MATERIAL FOR THIS EXERCISE ->

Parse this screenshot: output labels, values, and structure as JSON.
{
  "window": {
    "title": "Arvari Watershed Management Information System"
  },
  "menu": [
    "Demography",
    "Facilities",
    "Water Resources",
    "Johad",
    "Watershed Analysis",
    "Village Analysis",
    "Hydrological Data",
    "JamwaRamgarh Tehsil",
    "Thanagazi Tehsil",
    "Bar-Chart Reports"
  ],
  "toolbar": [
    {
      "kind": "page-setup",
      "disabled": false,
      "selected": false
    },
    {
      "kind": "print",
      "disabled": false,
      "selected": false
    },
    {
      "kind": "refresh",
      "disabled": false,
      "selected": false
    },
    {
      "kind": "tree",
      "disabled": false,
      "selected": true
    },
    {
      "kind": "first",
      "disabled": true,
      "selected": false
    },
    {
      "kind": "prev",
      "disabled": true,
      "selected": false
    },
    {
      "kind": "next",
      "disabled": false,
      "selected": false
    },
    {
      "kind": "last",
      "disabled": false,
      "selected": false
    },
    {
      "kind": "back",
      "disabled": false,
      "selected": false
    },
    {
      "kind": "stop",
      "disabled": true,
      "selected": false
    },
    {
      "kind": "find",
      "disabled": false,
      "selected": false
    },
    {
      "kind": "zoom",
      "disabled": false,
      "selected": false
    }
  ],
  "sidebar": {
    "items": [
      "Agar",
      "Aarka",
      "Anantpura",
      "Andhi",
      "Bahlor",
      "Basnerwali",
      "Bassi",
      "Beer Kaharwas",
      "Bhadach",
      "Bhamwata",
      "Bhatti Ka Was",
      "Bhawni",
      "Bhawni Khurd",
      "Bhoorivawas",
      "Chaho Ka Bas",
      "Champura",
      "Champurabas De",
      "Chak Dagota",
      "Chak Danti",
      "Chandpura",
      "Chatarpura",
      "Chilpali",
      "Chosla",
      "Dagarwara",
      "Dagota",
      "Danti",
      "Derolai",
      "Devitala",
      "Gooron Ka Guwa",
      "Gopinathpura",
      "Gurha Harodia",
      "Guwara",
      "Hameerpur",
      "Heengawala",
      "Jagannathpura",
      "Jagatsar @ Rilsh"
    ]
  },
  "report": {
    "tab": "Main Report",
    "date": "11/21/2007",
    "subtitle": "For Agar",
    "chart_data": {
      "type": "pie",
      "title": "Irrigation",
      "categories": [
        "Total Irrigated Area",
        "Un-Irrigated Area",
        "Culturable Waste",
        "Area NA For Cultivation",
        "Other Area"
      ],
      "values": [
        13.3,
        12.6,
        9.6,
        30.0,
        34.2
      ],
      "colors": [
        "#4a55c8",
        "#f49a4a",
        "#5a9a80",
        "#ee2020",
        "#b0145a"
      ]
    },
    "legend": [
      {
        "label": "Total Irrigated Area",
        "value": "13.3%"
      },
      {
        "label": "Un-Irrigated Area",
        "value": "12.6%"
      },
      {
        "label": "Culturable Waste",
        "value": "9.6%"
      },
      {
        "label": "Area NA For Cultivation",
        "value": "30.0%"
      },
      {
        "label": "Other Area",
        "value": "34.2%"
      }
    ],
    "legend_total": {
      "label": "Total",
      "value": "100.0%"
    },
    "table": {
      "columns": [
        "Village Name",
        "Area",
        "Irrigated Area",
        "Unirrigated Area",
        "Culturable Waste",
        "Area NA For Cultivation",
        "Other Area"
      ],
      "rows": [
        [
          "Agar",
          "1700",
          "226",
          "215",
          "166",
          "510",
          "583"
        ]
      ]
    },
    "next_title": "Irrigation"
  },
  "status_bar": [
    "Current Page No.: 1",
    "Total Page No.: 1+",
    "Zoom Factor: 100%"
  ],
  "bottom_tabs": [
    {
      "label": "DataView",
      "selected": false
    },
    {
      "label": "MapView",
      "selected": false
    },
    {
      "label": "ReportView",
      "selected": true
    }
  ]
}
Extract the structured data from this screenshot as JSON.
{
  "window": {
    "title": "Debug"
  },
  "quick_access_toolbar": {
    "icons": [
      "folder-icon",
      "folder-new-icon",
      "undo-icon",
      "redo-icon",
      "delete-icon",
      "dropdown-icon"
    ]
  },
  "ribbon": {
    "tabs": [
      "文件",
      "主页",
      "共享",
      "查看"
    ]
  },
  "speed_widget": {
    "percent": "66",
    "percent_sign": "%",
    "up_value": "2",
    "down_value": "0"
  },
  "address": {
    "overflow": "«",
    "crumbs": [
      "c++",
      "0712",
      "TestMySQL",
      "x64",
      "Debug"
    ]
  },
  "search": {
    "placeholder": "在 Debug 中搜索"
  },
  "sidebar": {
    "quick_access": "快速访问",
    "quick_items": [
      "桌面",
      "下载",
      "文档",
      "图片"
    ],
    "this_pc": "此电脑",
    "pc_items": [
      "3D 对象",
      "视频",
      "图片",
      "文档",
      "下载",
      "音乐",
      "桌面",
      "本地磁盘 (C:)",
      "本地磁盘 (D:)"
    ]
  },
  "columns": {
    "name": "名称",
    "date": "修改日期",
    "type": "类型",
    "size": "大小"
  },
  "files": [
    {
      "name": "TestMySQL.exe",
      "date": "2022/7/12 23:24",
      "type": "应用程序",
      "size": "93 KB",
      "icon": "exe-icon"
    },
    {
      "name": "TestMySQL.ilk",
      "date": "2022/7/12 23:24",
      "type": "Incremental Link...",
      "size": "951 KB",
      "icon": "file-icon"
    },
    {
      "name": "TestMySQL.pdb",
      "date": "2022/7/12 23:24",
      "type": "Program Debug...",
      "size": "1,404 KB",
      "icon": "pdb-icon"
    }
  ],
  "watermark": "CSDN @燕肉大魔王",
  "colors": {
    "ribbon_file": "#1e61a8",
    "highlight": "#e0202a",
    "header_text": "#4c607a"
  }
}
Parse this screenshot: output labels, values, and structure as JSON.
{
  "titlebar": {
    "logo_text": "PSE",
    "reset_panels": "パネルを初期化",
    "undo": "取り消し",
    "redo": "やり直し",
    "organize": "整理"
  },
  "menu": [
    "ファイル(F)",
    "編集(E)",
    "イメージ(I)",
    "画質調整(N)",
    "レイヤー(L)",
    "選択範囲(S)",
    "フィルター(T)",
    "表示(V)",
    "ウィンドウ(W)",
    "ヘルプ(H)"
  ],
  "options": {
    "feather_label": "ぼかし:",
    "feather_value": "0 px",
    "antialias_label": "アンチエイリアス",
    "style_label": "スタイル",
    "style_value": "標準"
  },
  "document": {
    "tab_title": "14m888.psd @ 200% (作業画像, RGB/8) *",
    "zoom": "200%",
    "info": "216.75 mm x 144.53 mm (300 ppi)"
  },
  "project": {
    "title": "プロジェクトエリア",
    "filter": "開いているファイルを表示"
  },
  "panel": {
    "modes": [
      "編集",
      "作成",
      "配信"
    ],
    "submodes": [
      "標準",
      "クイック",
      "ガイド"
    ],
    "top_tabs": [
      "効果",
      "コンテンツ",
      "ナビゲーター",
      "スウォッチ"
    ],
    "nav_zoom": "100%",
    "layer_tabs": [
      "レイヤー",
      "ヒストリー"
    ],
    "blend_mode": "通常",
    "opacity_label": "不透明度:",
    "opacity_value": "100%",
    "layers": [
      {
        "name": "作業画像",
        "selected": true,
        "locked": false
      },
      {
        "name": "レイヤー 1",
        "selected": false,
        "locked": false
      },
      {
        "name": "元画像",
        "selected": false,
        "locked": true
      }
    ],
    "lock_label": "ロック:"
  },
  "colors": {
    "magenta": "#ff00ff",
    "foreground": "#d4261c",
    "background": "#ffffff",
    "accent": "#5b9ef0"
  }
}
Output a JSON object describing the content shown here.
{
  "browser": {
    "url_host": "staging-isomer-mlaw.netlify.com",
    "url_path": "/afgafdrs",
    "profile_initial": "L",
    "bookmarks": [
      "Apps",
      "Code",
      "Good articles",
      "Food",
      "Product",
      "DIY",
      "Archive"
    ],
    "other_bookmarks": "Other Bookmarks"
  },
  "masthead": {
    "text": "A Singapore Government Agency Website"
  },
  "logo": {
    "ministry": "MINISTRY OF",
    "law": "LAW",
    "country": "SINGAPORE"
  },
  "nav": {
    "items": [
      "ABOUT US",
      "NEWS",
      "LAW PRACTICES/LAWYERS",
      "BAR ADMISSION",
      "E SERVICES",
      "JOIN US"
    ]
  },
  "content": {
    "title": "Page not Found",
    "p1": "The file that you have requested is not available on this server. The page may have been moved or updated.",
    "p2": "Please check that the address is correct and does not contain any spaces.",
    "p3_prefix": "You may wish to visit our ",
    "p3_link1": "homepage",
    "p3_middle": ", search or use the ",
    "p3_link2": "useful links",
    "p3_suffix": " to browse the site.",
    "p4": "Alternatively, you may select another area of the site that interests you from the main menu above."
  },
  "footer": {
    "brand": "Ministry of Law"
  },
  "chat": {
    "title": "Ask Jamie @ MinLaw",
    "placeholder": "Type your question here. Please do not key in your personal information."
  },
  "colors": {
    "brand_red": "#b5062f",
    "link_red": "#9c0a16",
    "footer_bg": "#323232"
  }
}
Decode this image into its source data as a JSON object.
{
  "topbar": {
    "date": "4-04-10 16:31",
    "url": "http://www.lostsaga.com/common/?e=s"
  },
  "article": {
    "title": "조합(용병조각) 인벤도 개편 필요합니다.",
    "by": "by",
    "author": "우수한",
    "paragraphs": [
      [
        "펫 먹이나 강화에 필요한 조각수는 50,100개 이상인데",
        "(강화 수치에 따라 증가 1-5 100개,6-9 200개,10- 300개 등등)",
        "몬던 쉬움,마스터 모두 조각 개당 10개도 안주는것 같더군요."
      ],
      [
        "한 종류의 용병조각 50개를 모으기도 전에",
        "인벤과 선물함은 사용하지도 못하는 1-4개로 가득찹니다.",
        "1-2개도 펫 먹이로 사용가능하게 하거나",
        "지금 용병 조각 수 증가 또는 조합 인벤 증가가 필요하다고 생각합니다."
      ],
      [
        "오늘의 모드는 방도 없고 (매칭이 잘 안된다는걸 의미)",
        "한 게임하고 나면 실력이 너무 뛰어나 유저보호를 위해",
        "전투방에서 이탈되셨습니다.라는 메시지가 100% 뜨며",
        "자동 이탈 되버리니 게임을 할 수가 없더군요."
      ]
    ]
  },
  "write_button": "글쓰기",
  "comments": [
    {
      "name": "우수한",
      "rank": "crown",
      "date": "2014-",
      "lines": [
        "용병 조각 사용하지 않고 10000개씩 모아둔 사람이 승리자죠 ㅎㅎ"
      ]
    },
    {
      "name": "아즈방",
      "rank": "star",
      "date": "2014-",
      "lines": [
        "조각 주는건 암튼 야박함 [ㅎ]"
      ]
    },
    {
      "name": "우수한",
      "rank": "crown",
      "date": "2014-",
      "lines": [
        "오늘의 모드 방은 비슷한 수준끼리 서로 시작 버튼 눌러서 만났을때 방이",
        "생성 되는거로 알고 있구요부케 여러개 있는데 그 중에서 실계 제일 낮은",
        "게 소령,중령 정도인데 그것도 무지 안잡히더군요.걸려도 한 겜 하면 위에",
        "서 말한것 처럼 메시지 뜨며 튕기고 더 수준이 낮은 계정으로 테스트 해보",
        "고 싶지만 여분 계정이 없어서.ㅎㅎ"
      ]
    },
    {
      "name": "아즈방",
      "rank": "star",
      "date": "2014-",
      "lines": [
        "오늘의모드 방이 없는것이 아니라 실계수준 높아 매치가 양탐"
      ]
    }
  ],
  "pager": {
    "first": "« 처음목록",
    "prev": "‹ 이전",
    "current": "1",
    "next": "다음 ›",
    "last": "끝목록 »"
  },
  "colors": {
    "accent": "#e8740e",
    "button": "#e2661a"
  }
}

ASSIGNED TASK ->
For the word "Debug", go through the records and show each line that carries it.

THE ANSWER ->
    "title": "Debug"
      "Debug"
    "placeholder": "在 Debug 中搜索"
      "type": "Program Debug...",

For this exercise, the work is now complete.